This is the story of Charles, 5th Duke of Rutland (1754-87), and his sailor brother Robert (1758-82), sons of the Marquis of Granby after whom many English pubs are named - the surest popular accolade Britain has to offer - and thus grandsons of the 4th Duke. The family context is provided by David Rutland (11th Duke), drawing on his extensive family archives, to show us the matrimonial peccadilloes of the 18th century aristocracy and how Charles and his father were somewhat indisciplined in regard to money. As a pocket social history of the age at the top of the tree I found this civilian side of the narrative just as enthralling as the naval. The exposition of the subtleties of Charles' (and thus others') political situation, including the genealogical spider's web of the Whig peerage, is masterly.
The naval element is supplied by Emma Ellis, on three levels. The 'domestic' side of RN service, as Robert finds his feet and seeks advancement (the latter larded by a somewhat extreme sense of entitlement - as a very junior lieutenant he even badgers the First Lord) is well covered. There is then the strategic environment of the American War that morphs into full blown war with France as that jackal joins in - at this level the narrative includes the political background in London, in which Rutland shows us how Charles might have played a greater part if he had been able to prioritise politics above pleasure. Ellis also takes us tactically and incisively through the battles of Ushant, Chesapeake Bay, the Moonlight Battle, St Kitts and the Saintes in which last Robert was severely injured - dying of his wounds and the subsequent medical attention, aged 24. In between we have an in-depth account of the Keppel/Palliser feud after Ushant in which the political and naval issues became disastrously entwined for all, and excellent insights as to why glib condemnation of Graves for losing us America are somewhat superficial; there the ultimate responsibility lay with parliament for not funding the Navy sufficiently in the first place. The account of the breaking of the enemy's line at the Saintes shows us that giving Rodney the credit is not quite the story. This naval part is slightly marred by the occasional terminological solecism - for instance misuse of 'moored' early in the work and 'pulleys' on page 210, and 'wardroom dining companions' (Robert as a Captain would have kept his own table) on p.285. In regard to the hardship of being a pressed man, there might have been a greater understanding of the long standing obligation of all those who used the sea to serve their sovereign in time of war; and also that many so pressed were offered the chance to 'volunteer' and so receive a bounty.

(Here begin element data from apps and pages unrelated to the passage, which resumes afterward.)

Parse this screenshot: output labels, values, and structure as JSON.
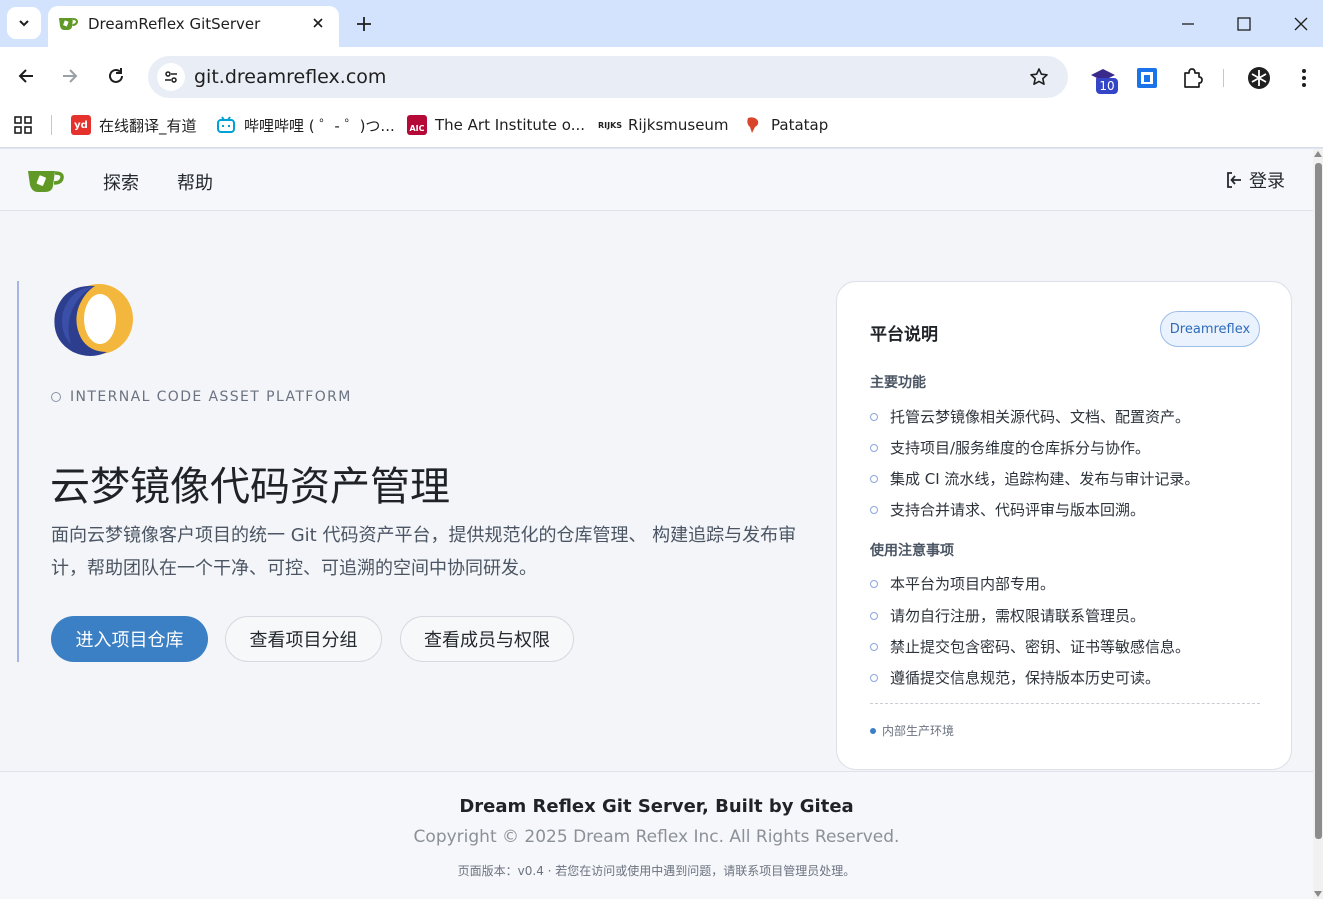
{
  "browser": {
    "tab_title": "DreamReflex GitServer",
    "url": "git.dreamreflex.com",
    "extension_badge": "10",
    "bookmarks": [
      {
        "label": "在线翻译_有道",
        "icon": "youdao-icon"
      },
      {
        "label": "哔哩哔哩 ( ゜- ゜)つ...",
        "icon": "bilibili-icon"
      },
      {
        "label": "The Art Institute o...",
        "icon": "aic-icon"
      },
      {
        "label": "Rijksmuseum",
        "icon": "rijks-icon"
      },
      {
        "label": "Patatap",
        "icon": "patatap-icon"
      }
    ]
  },
  "navbar": {
    "links": [
      "探索",
      "帮助"
    ],
    "login_label": "登录"
  },
  "hero": {
    "tagline": "INTERNAL CODE ASSET PLATFORM",
    "title": "云梦镜像代码资产管理",
    "description": "面向云梦镜像客户项目的统一 Git 代码资产平台，提供规范化的仓库管理、 构建追踪与发布审计，帮助团队在一个干净、可控、可追溯的空间中协同研发。",
    "buttons": {
      "primary": "进入项目仓库",
      "groups": "查看项目分组",
      "members": "查看成员与权限"
    }
  },
  "card": {
    "title": "平台说明",
    "badge": "Dreamreflex",
    "features_title": "主要功能",
    "features": [
      "托管云梦镜像相关源代码、文档、配置资产。",
      "支持项目/服务维度的仓库拆分与协作。",
      "集成 CI 流水线，追踪构建、发布与审计记录。",
      "支持合并请求、代码评审与版本回溯。"
    ],
    "notes_title": "使用注意事项",
    "notes": [
      "本平台为项目内部专用。",
      "请勿自行注册，需权限请联系管理员。",
      "禁止提交包含密码、密钥、证书等敏感信息。",
      "遵循提交信息规范，保持版本历史可读。"
    ],
    "env_label": "内部生产环境"
  },
  "footer": {
    "line1": "Dream Reflex Git Server, Built by Gitea",
    "line2": "Copyright © 2025 Dream Reflex Inc. All Rights Reserved.",
    "line3": "页面版本：v0.4 · 若您在访问或使用中遇到问题，请联系项目管理员处理。"
  },
  "colors": {
    "accent": "#3b7fc4",
    "annotation_arrow": "#3f4fc9",
    "tabstrip": "#d3e3fd"
  }
}
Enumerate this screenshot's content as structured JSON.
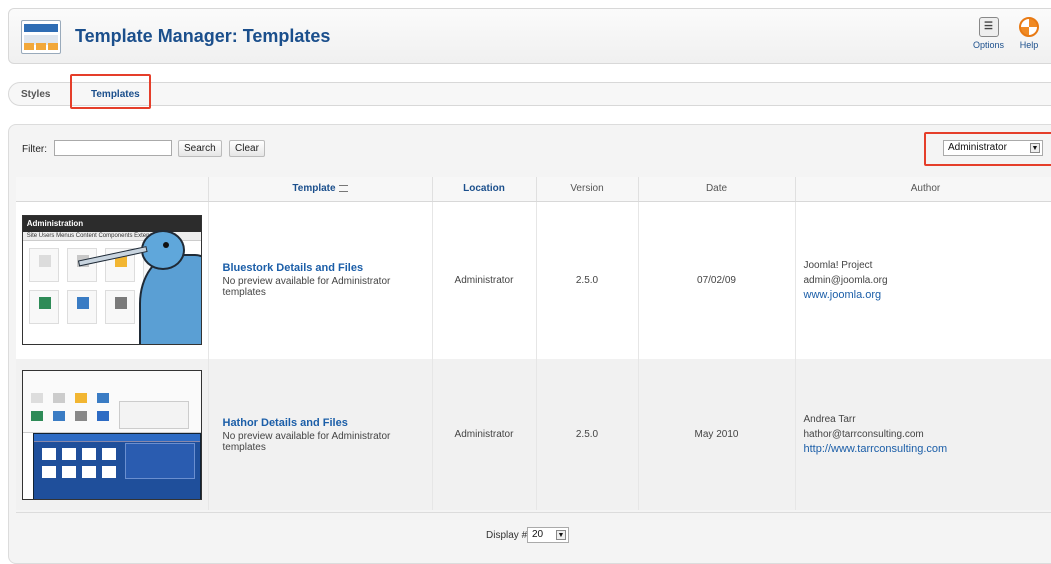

The seamless integration of the civilian and political, and naval sides to the story does the authors much credit. One has sometimes to remind oneself not to feel censorious of want of balance towards two men who were very young for the responsibilities thrust upon them - a senior dukedom at 25 for the one, captaincy of a battleship at 21 for the other - with subordinate officers twice his age and hundreds of men to be managed even in mutiny. One might pause to compare how a duke's grandson so climbed the ladder while others were stuck as lieutenants or even as midshipmen in their forties.
Besides 42 colour plates beautifully presented across twelve pages there are numerous black and white illustrations in the text, mainly reproductions of Rutland documents from the archives. The National Archives and the archives of Eton College and elsewhere have been scoured as well as the Rutland archives held in Belvoir Castle. There is a comprehensive bibliography. Those wishing to study the naval side of the American War might also enjoy 'A Naval Career During the Old War' (1883), a life of Admiral John Markham MP of which a pdf download is available at https://ia902701.us.archive.org/34/items/navalcareerdurin00mark/navalcareerdurin00mark.pdf , which work also includes a contemporary account of the Gordon Riots which feature in the book under review here.
Charles was broken by Robert's death. However the book closes with Charles showing what he was really capable of as Lord Lieutenant of Ireland., although some of his recreational activities might have escaped the pen of a Victorian biographer. Charles died aged 33, his liver 'irreversibly decayed' and we see how his heir's long minority finally enabled the Belvoir books to be balanced.
I gained much from this book and am now much better informed about the political and naval background to the period.